Check the data underneath for lines holding the word "closable", and state only how many you find.

Listed entries
☆ ☆ ☆ ☆

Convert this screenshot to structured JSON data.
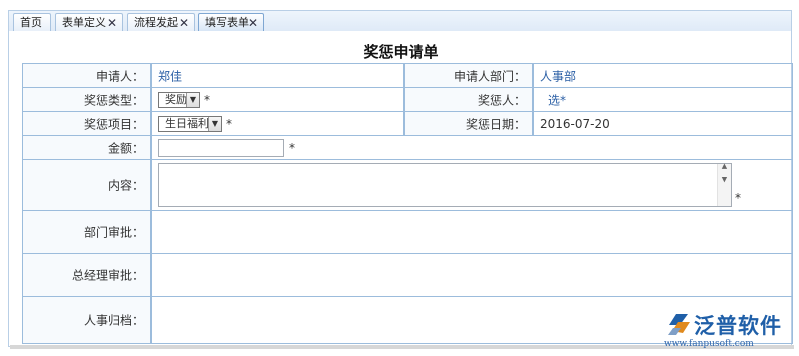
{
  "tabs": [
    {
      "label": "首页",
      "closable": false
    },
    {
      "label": "表单定义",
      "closable": true
    },
    {
      "label": "流程发起",
      "closable": true
    },
    {
      "label": "填写表单",
      "closable": true,
      "active": true
    }
  ],
  "close_glyph": "✕",
  "form": {
    "title": "奖惩申请单",
    "required_mark": "*",
    "applicant": {
      "label": "申请人：",
      "value": "郑佳"
    },
    "applicant_dept": {
      "label": "申请人部门：",
      "value": "人事部"
    },
    "reward_type": {
      "label": "奖惩类型：",
      "selected": "奖励"
    },
    "target_person": {
      "label": "奖惩人：",
      "link": "选*"
    },
    "reward_item": {
      "label": "奖惩项目：",
      "selected": "生日福利"
    },
    "reward_date": {
      "label": "奖惩日期：",
      "value": "2016-07-20"
    },
    "amount": {
      "label": "金额：",
      "value": ""
    },
    "content": {
      "label": "内容：",
      "value": ""
    },
    "dept_approval": {
      "label": "部门审批："
    },
    "gm_approval": {
      "label": "总经理审批："
    },
    "hr_archive": {
      "label": "人事归档："
    }
  },
  "watermark": {
    "brand": "泛普软件",
    "url": "www.fanpusoft.com"
  },
  "colors": {
    "accent": "#2b5fa5",
    "border": "#9cbcdc"
  }
}
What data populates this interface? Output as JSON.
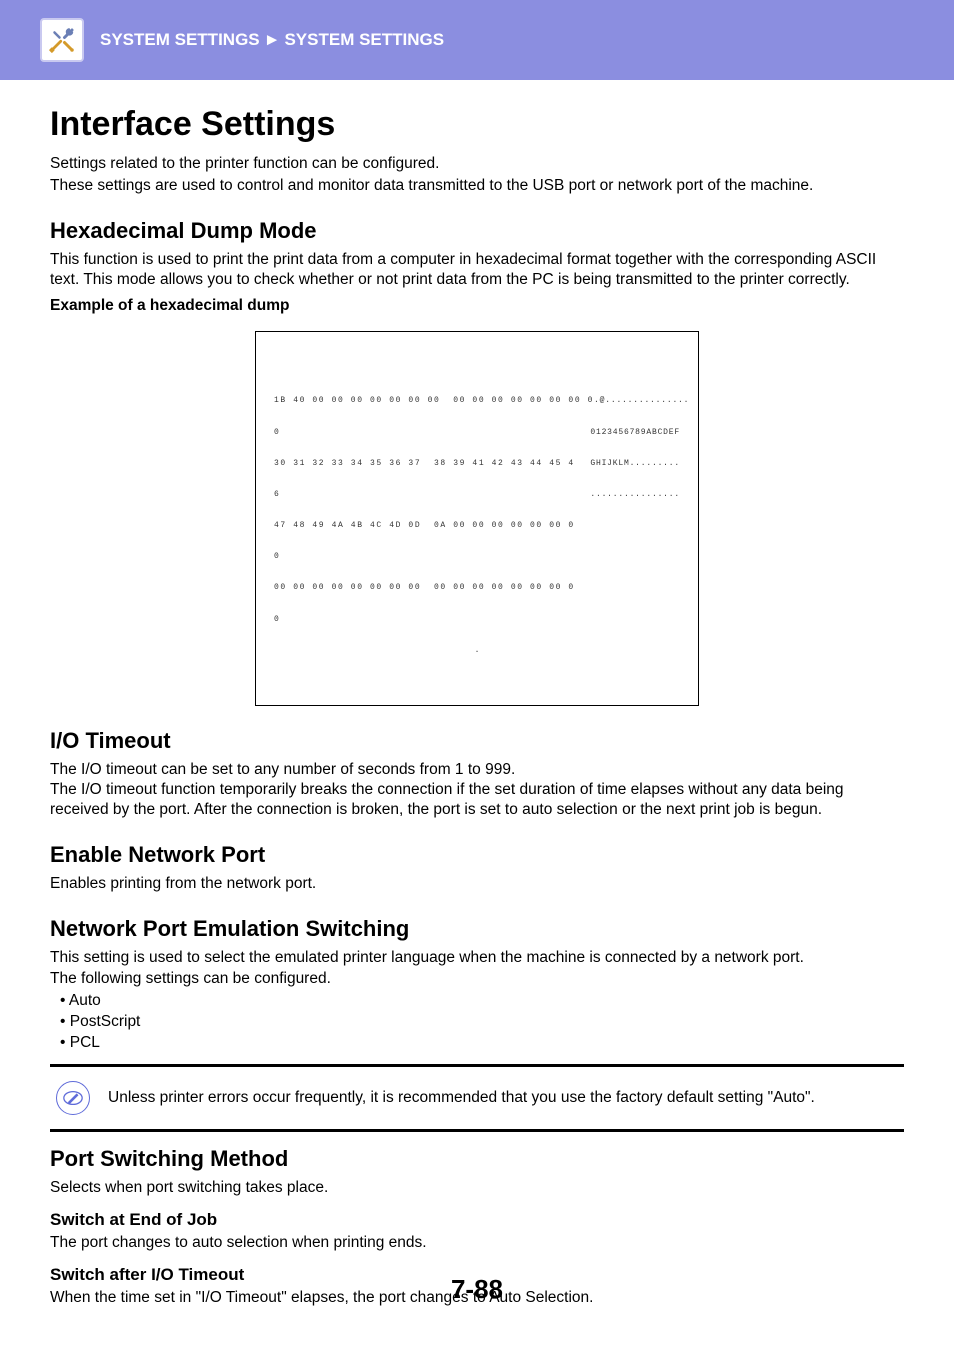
{
  "header": {
    "crumb1": "SYSTEM SETTINGS",
    "sep": "►",
    "crumb2": "SYSTEM SETTINGS"
  },
  "title": "Interface Settings",
  "intro": {
    "p1": "Settings related to the printer function can be configured.",
    "p2": "These settings are used to control and monitor data transmitted to the USB port or network port of the machine."
  },
  "hex": {
    "heading": "Hexadecimal Dump Mode",
    "p1": "This function is used to print the print data from a computer in hexadecimal format together with the corresponding ASCII text. This mode allows you to check whether or not print data from the PC is being transmitted to the printer correctly.",
    "label": "Example of a hexadecimal dump",
    "dump": {
      "r1_hex": "1B 40 00 00 00 00 00 00 00  00 00 00 00 00 00 00 0",
      "r1_ascii": ".@...............",
      "r1b": "0",
      "r2_hex": "30 31 32 33 34 35 36 37  38 39 41 42 43 44 45 4",
      "r2_ascii": "0123456789ABCDEF",
      "r2b": "6",
      "r3_hex": "47 48 49 4A 4B 4C 4D 0D  0A 00 00 00 00 00 00 0",
      "r3_ascii": "GHIJKLM.........",
      "r3b": "0",
      "r4_hex": "00 00 00 00 00 00 00 00  00 00 00 00 00 00 00 0",
      "r4_ascii": "................",
      "r4b": "0"
    }
  },
  "io": {
    "heading": "I/O Timeout",
    "p1": "The I/O timeout can be set to any number of seconds from 1 to 999.",
    "p2": "The I/O timeout function temporarily breaks the connection if the set duration of time elapses without any data being received by the port. After the connection is broken, the port is set to auto selection or the next print job is begun."
  },
  "enp": {
    "heading": "Enable Network Port",
    "p1": "Enables printing from the network port."
  },
  "npes": {
    "heading": "Network Port Emulation Switching",
    "p1": "This setting is used to select the emulated printer language when the machine is connected by a network port.",
    "p2": "The following settings can be configured.",
    "b1": "• Auto",
    "b2": "• PostScript",
    "b3": "• PCL",
    "note": "Unless printer errors occur frequently, it is recommended that you use the factory default setting \"Auto\"."
  },
  "psm": {
    "heading": "Port Switching Method",
    "p1": "Selects when port switching takes place.",
    "s1h": "Switch at End of Job",
    "s1p": "The port changes to auto selection when printing ends.",
    "s2h": "Switch after I/O Timeout",
    "s2p": "When the time set in \"I/O Timeout\" elapses, the port changes to Auto Selection."
  },
  "page_number": "7-88"
}
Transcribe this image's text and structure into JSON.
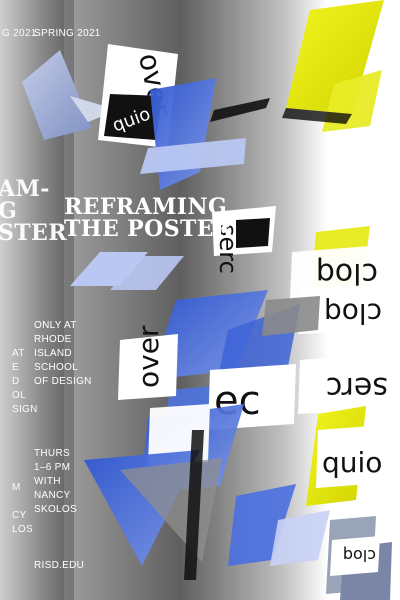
{
  "poster": {
    "season": "SPRING 2021",
    "season_echo": "G 2021",
    "title_lines": [
      "REFRAMING",
      "THE POSTER"
    ],
    "title_echo_lines": [
      "AM-",
      "G",
      "STER"
    ],
    "location_lines": [
      "ONLY AT",
      "RHODE",
      "ISLAND",
      "SCHOOL",
      "OF DESIGN"
    ],
    "location_echo_lines": [
      "AT",
      "E",
      "D",
      "OL",
      "SIGN"
    ],
    "time_lines": [
      "THURS",
      "1–6 PM",
      "WITH",
      "NANCY",
      "SKOLOS"
    ],
    "time_echo_lines": [
      "M",
      "",
      "CY",
      "LOS"
    ],
    "website": "RISD.EDU",
    "collage_words": [
      "over",
      "cloq",
      "quio",
      "serc"
    ],
    "colors": {
      "blue": "#3d63d8",
      "light_blue": "#b8c8f2",
      "yellow": "#e9ec21",
      "gray": "#8a8a8a",
      "black": "#111111",
      "white": "#ffffff"
    }
  }
}
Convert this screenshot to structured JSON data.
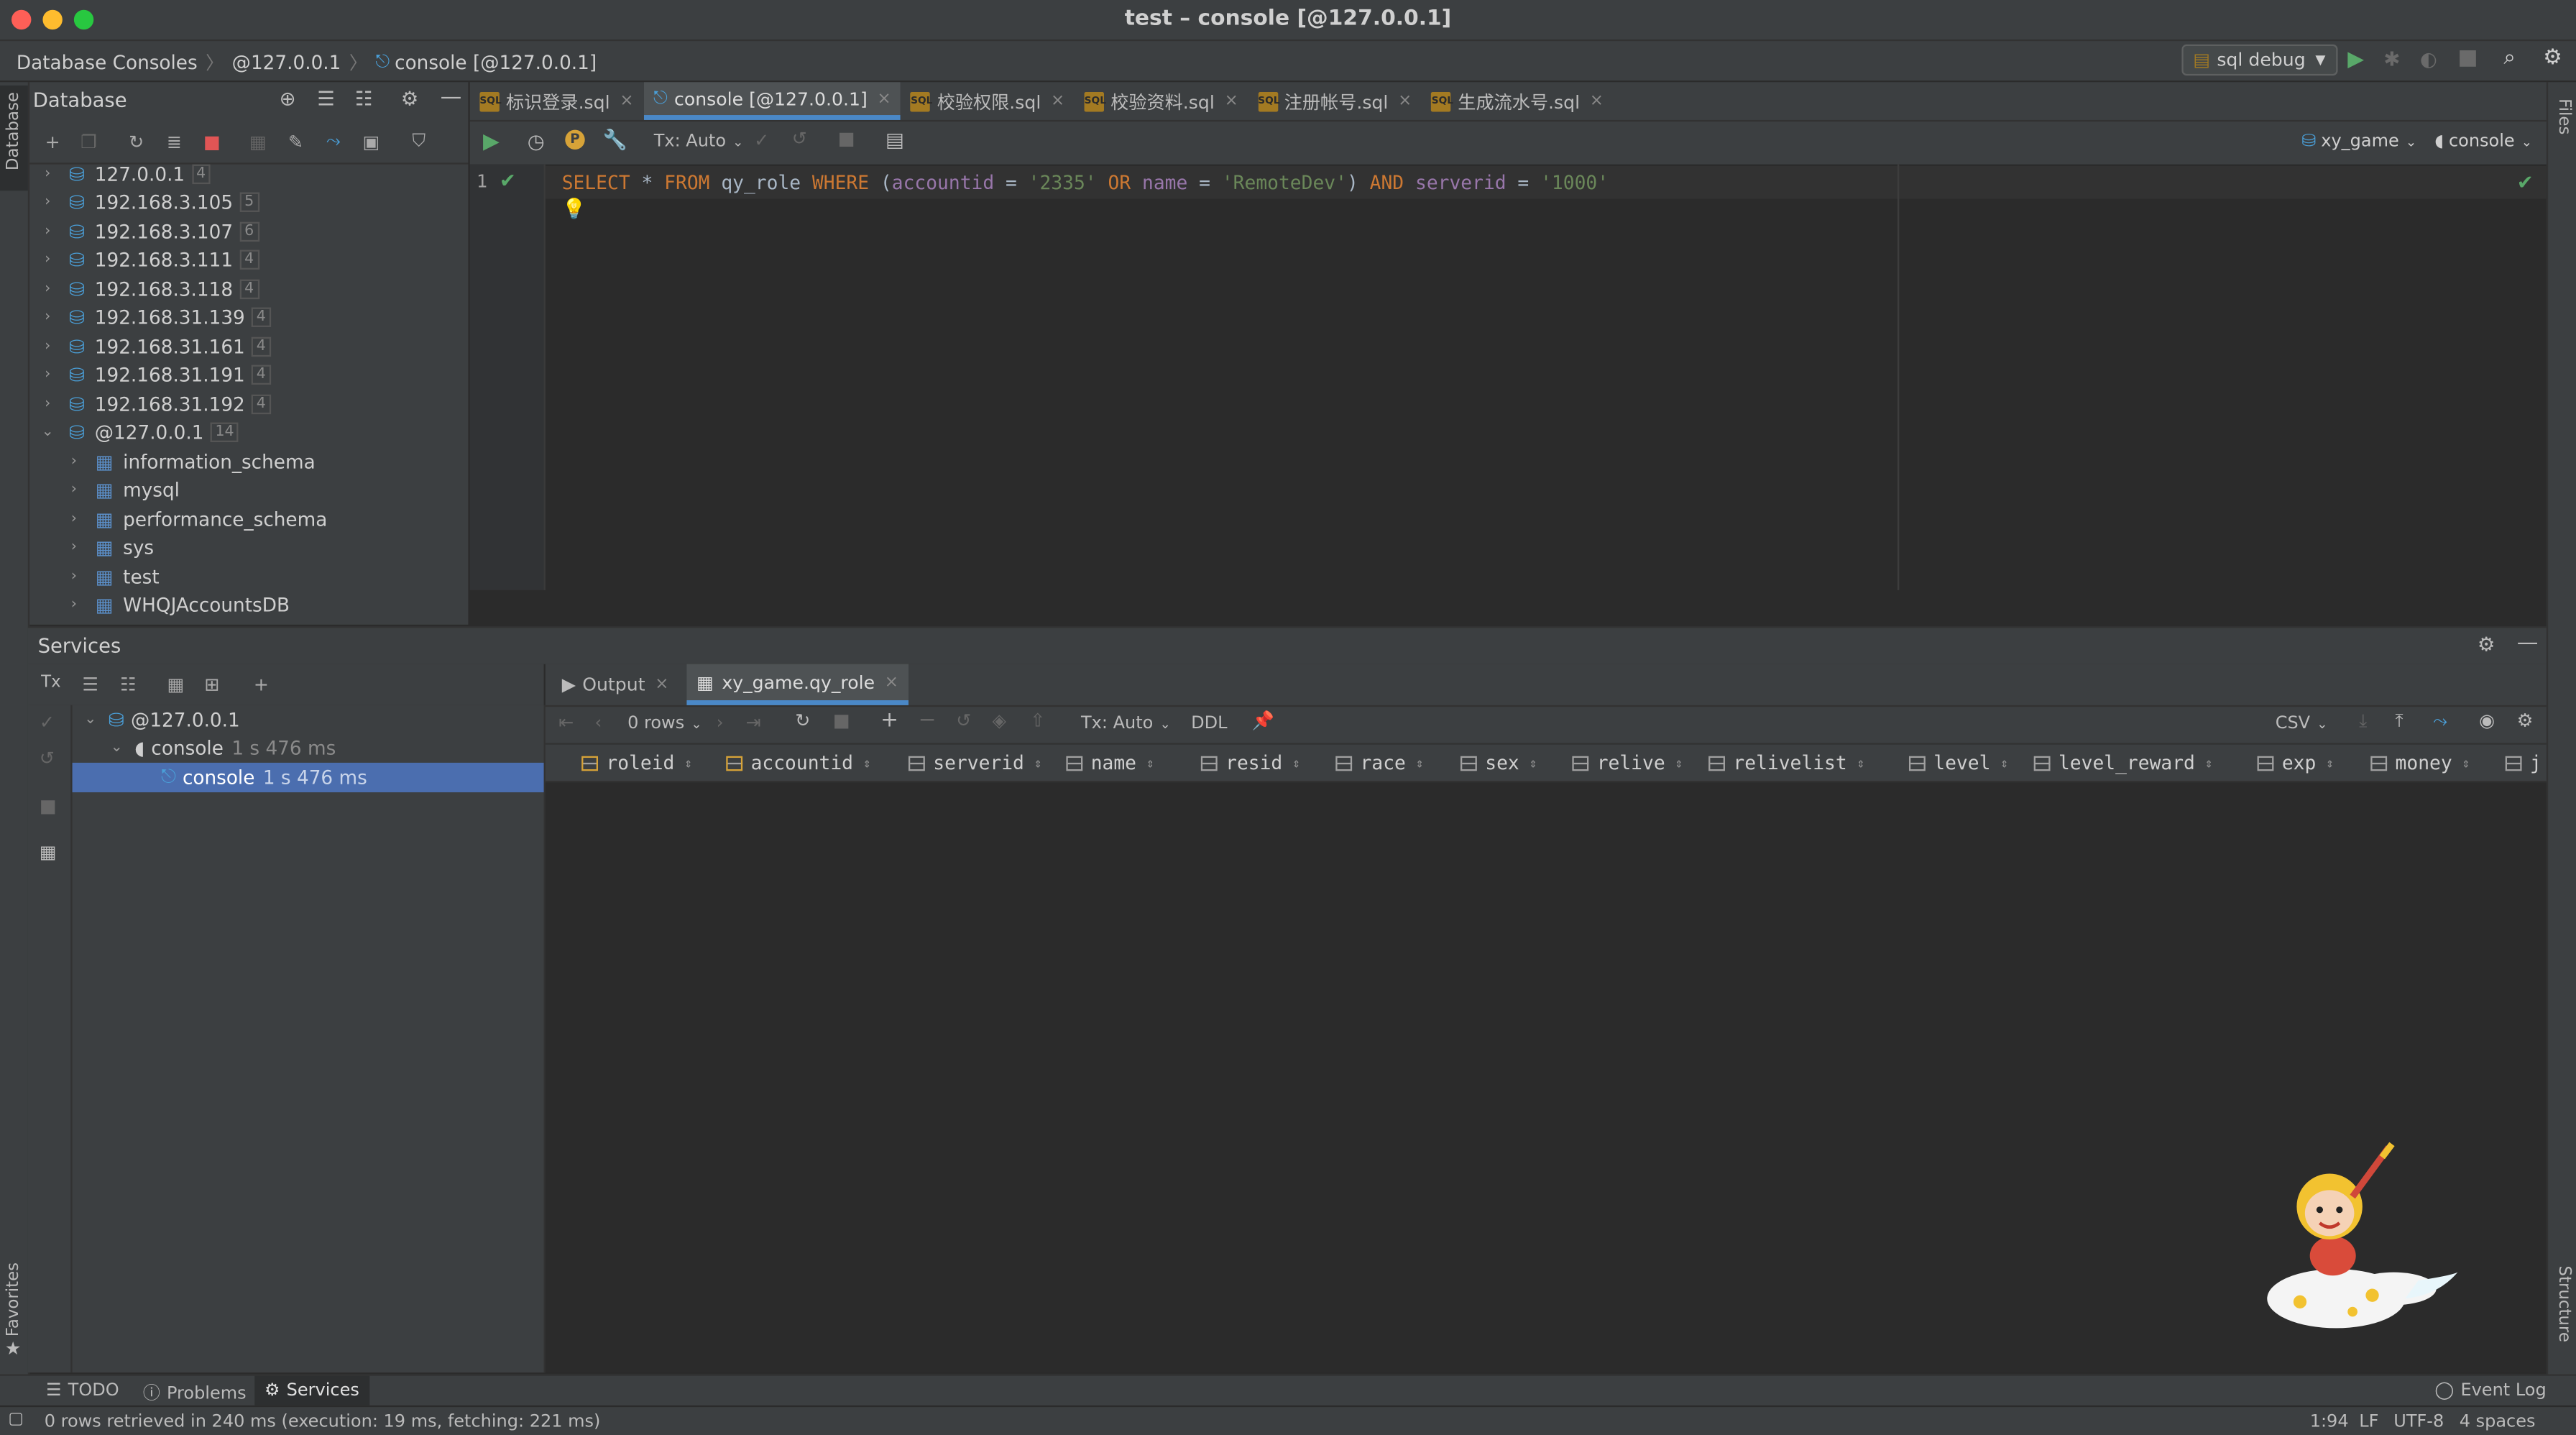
{
  "window": {
    "title": "test – console [@127.0.0.1]"
  },
  "breadcrumbs": [
    "Database Consoles",
    "@127.0.0.1",
    "console [@127.0.0.1]"
  ],
  "run_config": {
    "label": "sql debug"
  },
  "db_panel": {
    "title": "Database",
    "stripe_label": "Database",
    "tree": [
      {
        "label": "127.0.0.1",
        "count": "4",
        "expanded": false
      },
      {
        "label": "192.168.3.105",
        "count": "5",
        "expanded": false
      },
      {
        "label": "192.168.3.107",
        "count": "6",
        "expanded": false
      },
      {
        "label": "192.168.3.111",
        "count": "4",
        "expanded": false
      },
      {
        "label": "192.168.3.118",
        "count": "4",
        "expanded": false
      },
      {
        "label": "192.168.31.139",
        "count": "4",
        "expanded": false
      },
      {
        "label": "192.168.31.161",
        "count": "4",
        "expanded": false
      },
      {
        "label": "192.168.31.191",
        "count": "4",
        "expanded": false
      },
      {
        "label": "192.168.31.192",
        "count": "4",
        "expanded": false
      },
      {
        "label": "@127.0.0.1",
        "count": "14",
        "expanded": true
      }
    ],
    "schemas": [
      "information_schema",
      "mysql",
      "performance_schema",
      "sys",
      "test",
      "WHQJAccountsDB"
    ]
  },
  "editor_tabs": [
    {
      "label": "标识登录.sql",
      "active": false
    },
    {
      "label": "console [@127.0.0.1]",
      "active": true
    },
    {
      "label": "校验权限.sql",
      "active": false
    },
    {
      "label": "校验资料.sql",
      "active": false
    },
    {
      "label": "注册帐号.sql",
      "active": false
    },
    {
      "label": "生成流水号.sql",
      "active": false
    }
  ],
  "editor_toolbar": {
    "tx": "Tx: Auto",
    "schema": "xy_game",
    "session": "console"
  },
  "editor": {
    "line_number": "1",
    "tokens": [
      {
        "t": "SELECT",
        "c": "kw"
      },
      {
        "t": " * ",
        "c": "id"
      },
      {
        "t": "FROM",
        "c": "kw"
      },
      {
        "t": " qy_role ",
        "c": "id"
      },
      {
        "t": "WHERE",
        "c": "kw"
      },
      {
        "t": " (",
        "c": "id"
      },
      {
        "t": "accountid",
        "c": "fld"
      },
      {
        "t": " = ",
        "c": "id"
      },
      {
        "t": "'2335'",
        "c": "str"
      },
      {
        "t": " ",
        "c": "id"
      },
      {
        "t": "OR",
        "c": "kw"
      },
      {
        "t": " ",
        "c": "id"
      },
      {
        "t": "name",
        "c": "fld"
      },
      {
        "t": " = ",
        "c": "id"
      },
      {
        "t": "'RemoteDev'",
        "c": "str"
      },
      {
        "t": ") ",
        "c": "id"
      },
      {
        "t": "AND",
        "c": "kw"
      },
      {
        "t": " ",
        "c": "id"
      },
      {
        "t": "serverid",
        "c": "fld"
      },
      {
        "t": " = ",
        "c": "id"
      },
      {
        "t": "'1000'",
        "c": "str"
      }
    ]
  },
  "services": {
    "title": "Services",
    "tx_label": "Tx",
    "tree": [
      {
        "label": "@127.0.0.1",
        "time": ""
      },
      {
        "label": "console",
        "time": "1 s 476 ms"
      },
      {
        "label": "console",
        "time": "1 s 476 ms"
      }
    ],
    "result_tabs": [
      {
        "label": "Output"
      },
      {
        "label": "xy_game.qy_role"
      }
    ],
    "result_toolbar": {
      "rows": "0 rows",
      "tx": "Tx: Auto",
      "ddl": "DDL",
      "export": "CSV"
    },
    "columns": [
      "roleid",
      "accountid",
      "serverid",
      "name",
      "resid",
      "race",
      "sex",
      "relive",
      "relivelist",
      "level",
      "level_reward",
      "exp",
      "money",
      "j"
    ]
  },
  "bottom_tools": [
    {
      "label": "TODO"
    },
    {
      "label": "Problems"
    },
    {
      "label": "Services"
    }
  ],
  "event_log": "Event Log",
  "status": {
    "message": "0 rows retrieved in 240 ms (execution: 19 ms, fetching: 221 ms)",
    "position": "1:94",
    "line_sep": "LF",
    "encoding": "UTF-8",
    "indent": "4 spaces"
  },
  "side_stripes": {
    "favorites": "Favorites",
    "structure": "Structure",
    "files": "Files"
  }
}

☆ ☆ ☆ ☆

Answer to the exercise
4